To do: The output is a word-for-word repeat of the listing below, free of images.

Materials provided:
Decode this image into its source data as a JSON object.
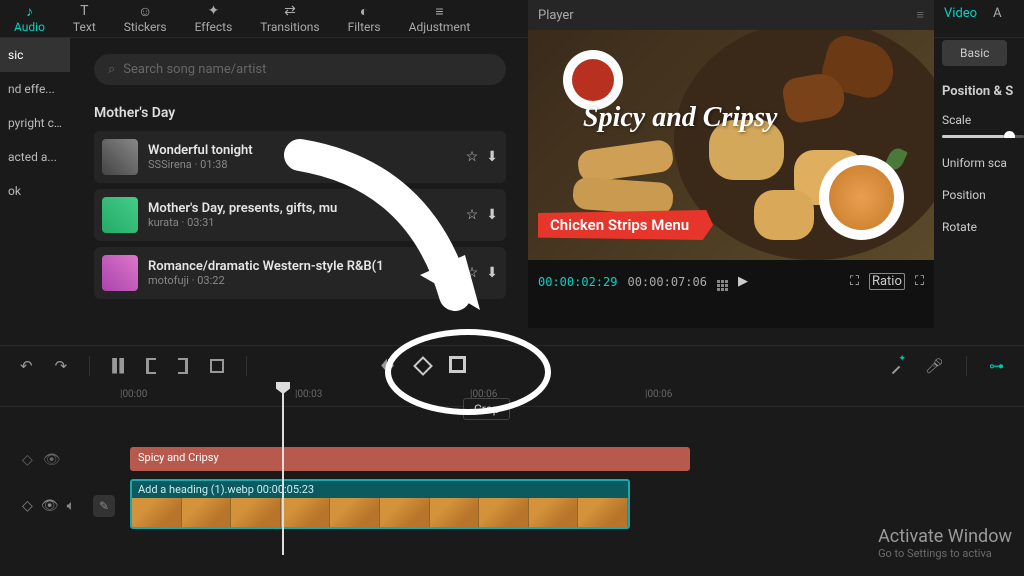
{
  "tabs": {
    "audio": "Audio",
    "text": "Text",
    "stickers": "Stickers",
    "effects": "Effects",
    "transitions": "Transitions",
    "filters": "Filters",
    "adjustment": "Adjustment"
  },
  "leftCats": {
    "c0": "sic",
    "c1": "nd effe...",
    "c2": "pyright c...",
    "c3": "acted a...",
    "c4": "ok"
  },
  "search": {
    "placeholder": "Search song name/artist"
  },
  "audio": {
    "section": "Mother's Day",
    "tracks": [
      {
        "title": "Wonderful tonight",
        "artist": "SSSirena",
        "dur": "01:38"
      },
      {
        "title": "Mother's Day, presents, gifts, mu",
        "artist": "kurata",
        "dur": "03:31"
      },
      {
        "title": "Romance/dramatic Western-style R&B(1",
        "artist": "motofuji",
        "dur": "03:22"
      }
    ]
  },
  "player": {
    "label": "Player",
    "headline": "Spicy and Cripsy",
    "brush": "Chicken Strips Menu",
    "tc1": "00:00:02:29",
    "tc2": "00:00:07:06",
    "ratio": "Ratio"
  },
  "props": {
    "tabVideo": "Video",
    "tabA": "A",
    "basic": "Basic",
    "group": "Position & S",
    "scale": "Scale",
    "uniform": "Uniform sca",
    "position": "Position",
    "rotate": "Rotate"
  },
  "tooltip": "Crop",
  "ruler": {
    "t0": "|00:00",
    "t1": "|00:03",
    "t2": "|00:06",
    "t3": "|00:06"
  },
  "clips": {
    "c1": "Spicy and Cripsy",
    "c2": "Add a heading (1).webp   00:00:05:23"
  },
  "watermark": {
    "t1": "Activate Window",
    "t2": "Go to Settings to activa"
  }
}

Solved problem:
Decode this image into its source data as a JSON object.
{
  "tabs": {
    "audio": "Audio",
    "text": "Text",
    "stickers": "Stickers",
    "effects": "Effects",
    "transitions": "Transitions",
    "filters": "Filters",
    "adjustment": "Adjustment"
  },
  "leftCats": {
    "c0": "sic",
    "c1": "nd effe...",
    "c2": "pyright c...",
    "c3": "acted a...",
    "c4": "ok"
  },
  "search": {
    "placeholder": "Search song name/artist"
  },
  "audio": {
    "section": "Mother's Day",
    "tracks": [
      {
        "title": "Wonderful tonight",
        "artist": "SSSirena",
        "dur": "01:38"
      },
      {
        "title": "Mother's Day, presents, gifts, mu",
        "artist": "kurata",
        "dur": "03:31"
      },
      {
        "title": "Romance/dramatic Western-style R&B(1",
        "artist": "motofuji",
        "dur": "03:22"
      }
    ]
  },
  "player": {
    "label": "Player",
    "headline": "Spicy and Cripsy",
    "brush": "Chicken Strips Menu",
    "tc1": "00:00:02:29",
    "tc2": "00:00:07:06",
    "ratio": "Ratio"
  },
  "props": {
    "tabVideo": "Video",
    "tabA": "A",
    "basic": "Basic",
    "group": "Position & S",
    "scale": "Scale",
    "uniform": "Uniform sca",
    "position": "Position",
    "rotate": "Rotate"
  },
  "tooltip": "Crop",
  "ruler": {
    "t0": "|00:00",
    "t1": "|00:03",
    "t2": "|00:06",
    "t3": "|00:06"
  },
  "clips": {
    "c1": "Spicy and Cripsy",
    "c2": "Add a heading (1).webp   00:00:05:23"
  },
  "watermark": {
    "t1": "Activate Window",
    "t2": "Go to Settings to activa"
  }
}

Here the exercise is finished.